→ WHAT THE TASK ASKS
In the following listing, work out how many lines contain the string "handle", and state only that number.

→ RECORDS SUPPLIED
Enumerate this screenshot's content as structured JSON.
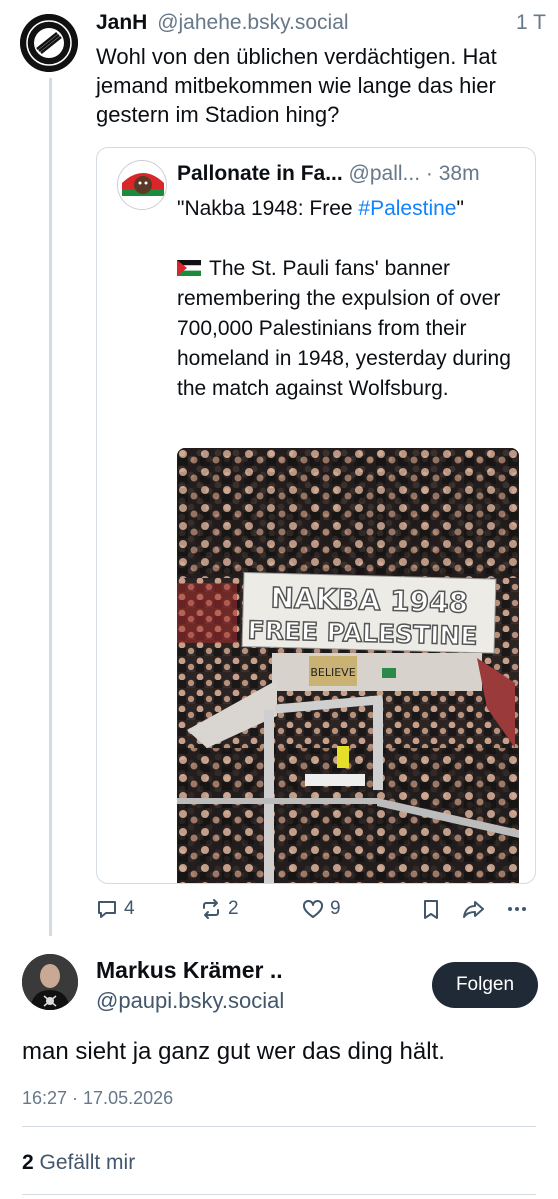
{
  "post1": {
    "display_name": "JanH",
    "handle": "@jahehe.bsky.social",
    "time": "1 T",
    "text": "Wohl von den üblichen verdächtigen. Hat jemand mitbekommen wie lange das hier gestern im Stadion hing?",
    "quote": {
      "display_name": "Pallonate in Fa...",
      "handle": "@pall...",
      "time": "· 38m",
      "line1_prefix": "\"Nakba 1948: Free ",
      "hashtag": "#Palestine",
      "line1_suffix": "\"",
      "body": "The St. Pauli fans' banner remembering the expulsion of over 700,000 Palestinians from their homeland in 1948, yesterday during the match against Wolfsburg.",
      "image": {
        "banner_line1": "NAKBA 1948",
        "banner_line2": "FREE PALESTINE",
        "sign": "BELIEVE"
      }
    },
    "actions": {
      "replies": "4",
      "reposts": "2",
      "likes": "9"
    }
  },
  "post2": {
    "display_name": "Markus Krämer ..",
    "handle": "@paupi.bsky.social",
    "follow_label": "Folgen",
    "text": "man sieht ja ganz gut wer das ding hält.",
    "date": "16:27 · 17.05.2026",
    "likes_count": "2",
    "likes_label": "Gefällt mir"
  },
  "colors": {
    "accent": "#1083fe",
    "muted": "#66788a",
    "border": "#d4dbe2",
    "follow_bg": "#1f2a36"
  }
}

→ OUTPUT BELOW
3